(Beginning of Source information)

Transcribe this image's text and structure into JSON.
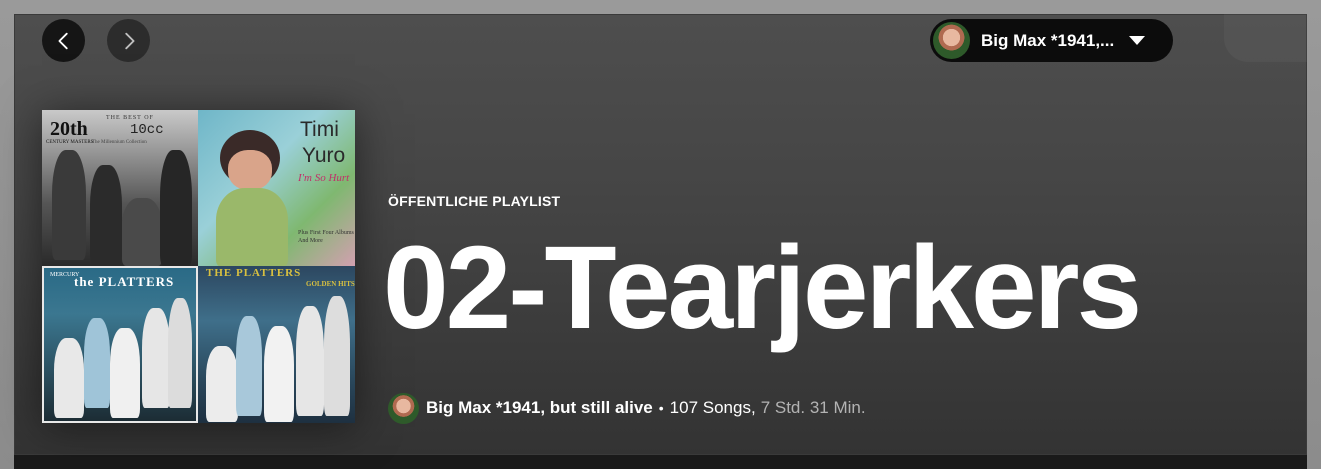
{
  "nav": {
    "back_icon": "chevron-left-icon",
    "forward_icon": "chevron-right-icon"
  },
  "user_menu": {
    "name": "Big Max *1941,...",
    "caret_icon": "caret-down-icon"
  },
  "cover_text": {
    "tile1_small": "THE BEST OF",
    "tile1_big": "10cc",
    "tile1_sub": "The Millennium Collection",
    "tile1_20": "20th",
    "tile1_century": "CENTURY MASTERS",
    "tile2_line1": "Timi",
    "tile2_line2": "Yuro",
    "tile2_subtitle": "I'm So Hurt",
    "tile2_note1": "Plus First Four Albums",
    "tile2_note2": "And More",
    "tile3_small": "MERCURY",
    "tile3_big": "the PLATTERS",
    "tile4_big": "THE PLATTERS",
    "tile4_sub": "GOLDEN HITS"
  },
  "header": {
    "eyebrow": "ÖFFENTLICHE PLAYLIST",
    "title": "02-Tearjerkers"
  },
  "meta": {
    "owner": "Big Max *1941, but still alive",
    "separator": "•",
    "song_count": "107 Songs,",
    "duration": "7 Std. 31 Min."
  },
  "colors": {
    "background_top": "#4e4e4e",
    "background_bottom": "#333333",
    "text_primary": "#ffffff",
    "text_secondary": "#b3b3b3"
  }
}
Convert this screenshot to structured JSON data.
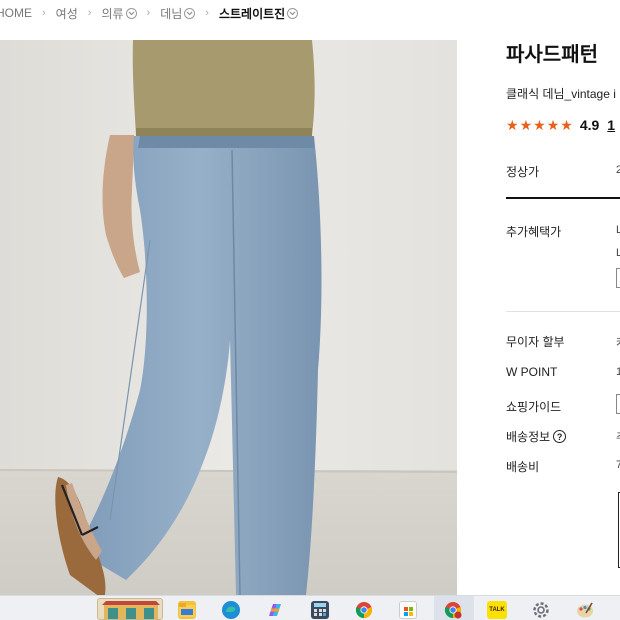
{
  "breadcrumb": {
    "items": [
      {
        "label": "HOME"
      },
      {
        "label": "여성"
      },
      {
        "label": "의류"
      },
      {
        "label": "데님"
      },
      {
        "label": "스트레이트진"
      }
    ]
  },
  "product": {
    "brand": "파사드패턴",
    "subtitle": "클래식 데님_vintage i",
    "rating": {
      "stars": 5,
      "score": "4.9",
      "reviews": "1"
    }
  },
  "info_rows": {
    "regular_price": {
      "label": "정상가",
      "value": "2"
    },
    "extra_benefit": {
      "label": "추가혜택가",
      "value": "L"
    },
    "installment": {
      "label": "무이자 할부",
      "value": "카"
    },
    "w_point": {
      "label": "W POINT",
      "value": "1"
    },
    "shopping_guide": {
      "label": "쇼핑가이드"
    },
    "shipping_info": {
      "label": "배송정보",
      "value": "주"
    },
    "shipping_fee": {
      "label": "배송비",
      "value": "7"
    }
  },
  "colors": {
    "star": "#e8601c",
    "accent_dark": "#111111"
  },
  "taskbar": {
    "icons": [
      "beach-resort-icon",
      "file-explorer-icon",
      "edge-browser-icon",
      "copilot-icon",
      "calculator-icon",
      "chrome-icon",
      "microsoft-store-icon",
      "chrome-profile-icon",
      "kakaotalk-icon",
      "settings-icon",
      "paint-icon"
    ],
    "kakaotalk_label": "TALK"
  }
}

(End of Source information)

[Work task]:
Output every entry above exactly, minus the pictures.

[Response to the task]:
Transcribe this image's text and structure into JSON.
{
  "nav": {
    "back_icon": "chevron-left-icon",
    "forward_icon": "chevron-right-icon"
  },
  "user_menu": {
    "name": "Big Max *1941,...",
    "caret_icon": "caret-down-icon"
  },
  "cover_text": {
    "tile1_small": "THE BEST OF",
    "tile1_big": "10cc",
    "tile1_sub": "The Millennium Collection",
    "tile1_20": "20th",
    "tile1_century": "CENTURY MASTERS",
    "tile2_line1": "Timi",
    "tile2_line2": "Yuro",
    "tile2_subtitle": "I'm So Hurt",
    "tile2_note1": "Plus First Four Albums",
    "tile2_note2": "And More",
    "tile3_small": "MERCURY",
    "tile3_big": "the PLATTERS",
    "tile4_big": "THE PLATTERS",
    "tile4_sub": "GOLDEN HITS"
  },
  "header": {
    "eyebrow": "ÖFFENTLICHE PLAYLIST",
    "title": "02-Tearjerkers"
  },
  "meta": {
    "owner": "Big Max *1941, but still alive",
    "separator": "•",
    "song_count": "107 Songs,",
    "duration": "7 Std. 31 Min."
  },
  "colors": {
    "background_top": "#4e4e4e",
    "background_bottom": "#333333",
    "text_primary": "#ffffff",
    "text_secondary": "#b3b3b3"
  }
}
Convert this screenshot to structured JSON data.
{
  "breadcrumb": {
    "items": [
      {
        "label": "HOME"
      },
      {
        "label": "여성"
      },
      {
        "label": "의류"
      },
      {
        "label": "데님"
      },
      {
        "label": "스트레이트진"
      }
    ]
  },
  "product": {
    "brand": "파사드패턴",
    "subtitle": "클래식 데님_vintage i",
    "rating": {
      "stars": 5,
      "score": "4.9",
      "reviews": "1"
    }
  },
  "info_rows": {
    "regular_price": {
      "label": "정상가",
      "value": "2"
    },
    "extra_benefit": {
      "label": "추가혜택가",
      "value": "L"
    },
    "installment": {
      "label": "무이자 할부",
      "value": "카"
    },
    "w_point": {
      "label": "W POINT",
      "value": "1"
    },
    "shopping_guide": {
      "label": "쇼핑가이드"
    },
    "shipping_info": {
      "label": "배송정보",
      "value": "주"
    },
    "shipping_fee": {
      "label": "배송비",
      "value": "7"
    }
  },
  "colors": {
    "star": "#e8601c",
    "accent_dark": "#111111"
  },
  "taskbar": {
    "icons": [
      "beach-resort-icon",
      "file-explorer-icon",
      "edge-browser-icon",
      "copilot-icon",
      "calculator-icon",
      "chrome-icon",
      "microsoft-store-icon",
      "chrome-profile-icon",
      "kakaotalk-icon",
      "settings-icon",
      "paint-icon"
    ],
    "kakaotalk_label": "TALK"
  }
}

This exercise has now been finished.